We found that an individual player can receive as many as 1400 head impacts during a single season. The average number of head impacts per game was nearly 3 times greater than the average number of head impacts per practice. We noted differences in impact frequency and impact location among different player positions. We also demonstrated differences in head impact frequency among teams, but it is unclear if this is related to differences among the players themselves, coaching approaches, or other factors that remain to be identified. We found no difference among teams in the average number of head impacts per game. These data documented head impact exposure in terms of frequency and location sustained by individual players in college football, which varies according to practice versus game, player position, and team. These data could aid football-helmet manufacturers in establishing design specifications and governing bodies in setting testing criteria and, with further studies, could provide clinicians and scientists with a more complete understanding of the relationship among head impact exposure, concussion injury, and long-term cognitive deficits.

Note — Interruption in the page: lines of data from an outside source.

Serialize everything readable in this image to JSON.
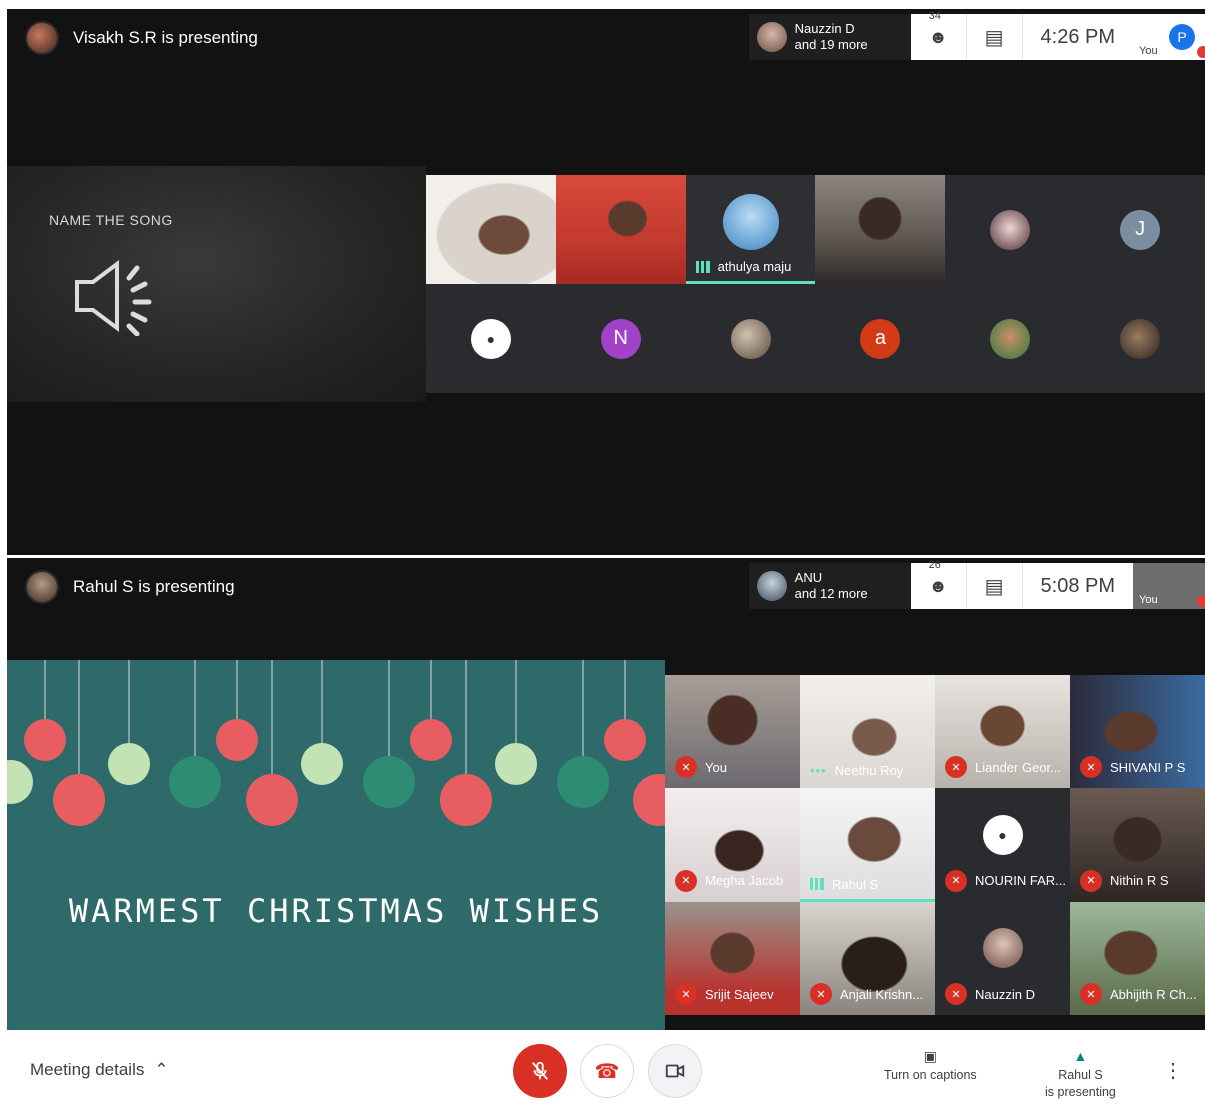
{
  "meeting1": {
    "presenter_text": "Visakh S.R is presenting",
    "pinned_name": "Nauzzin D",
    "pinned_more": "and 19 more",
    "participant_count": "34",
    "time": "4:26 PM",
    "you_label": "You",
    "you_initial": "P",
    "slide_title": "NAME THE SONG",
    "speaker_name": "athulya maju",
    "j_initial": "J",
    "n_initial": "N",
    "a_initial": "a"
  },
  "meeting2": {
    "presenter_text": "Rahul S is presenting",
    "pinned_name": "ANU",
    "pinned_more": "and 12 more",
    "participant_count": "26",
    "time": "5:08 PM",
    "you_label": "You",
    "slide_text": "WARMEST CHRISTMAS WISHES",
    "tiles": [
      "You",
      "Neethu Roy",
      "Liander Geor...",
      "SHIVANI P S",
      "Megha Jacob",
      "Rahul S",
      "NOURIN FAR...",
      "Nithin R S",
      "Srijit Sajeev",
      "Anjali Krishn...",
      "Nauzzin D",
      "Abhijith R Ch..."
    ]
  },
  "bottom": {
    "meeting_details": "Meeting details",
    "captions": "Turn on captions",
    "presenting_line1": "Rahul S",
    "presenting_line2": "is presenting"
  }
}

This study was supported in part by research grant R01 HD048638 from the National Center for Medical Rehabilitation Research at the National Institute of Child Health and Human Development at the National Institutes of Health (Dr Greenwald) and by research grant R01 NS055020 from the National Institute for Neurological Disorders and Stroke at the National Institutes of Health (Dr McAllister). The HIT System technology was developed in part through research grant R44 HD40473 from the National Institutes of Health (Drs Greenwald and Crisco) and with research and development support from Riddell Inc (Elyria, OH). We thank the researchers and institutions from which the data were collected: Mike Goforth, ATC, Virginia Tech Sports Medicine; Steve Rowson, MS, Virginia Polytechnic Institute and State University; Dave Dieter, Edward Via Virginia College of Osteopathic Medicine; Jeff Frechette, ATC, and Scott Roy, ATC, Dartmouth College Sports Medicine; Mary Hynes, RN, MPH, Dartmouth Medical School; and David J. Murray, ATC, and Kevin R. Francis, Brown University. We thank Lindley Brainard of Simbex for coordination of all data collection. We also thank Tor Tosteson, PhD, and Jason T. Machan, PhD, for their assistance with statistical analysis.
Joseph J. Crisco, PhD; Jonathan G. Beckwith, MS; Jeffrey J. Chu, MS; Richard M. Greenwald, PhD, and Simbex reported having a financial interest in the instruments (HIT System, Sideline Response System [Riddell Inc]) that were used to collect the data in this study.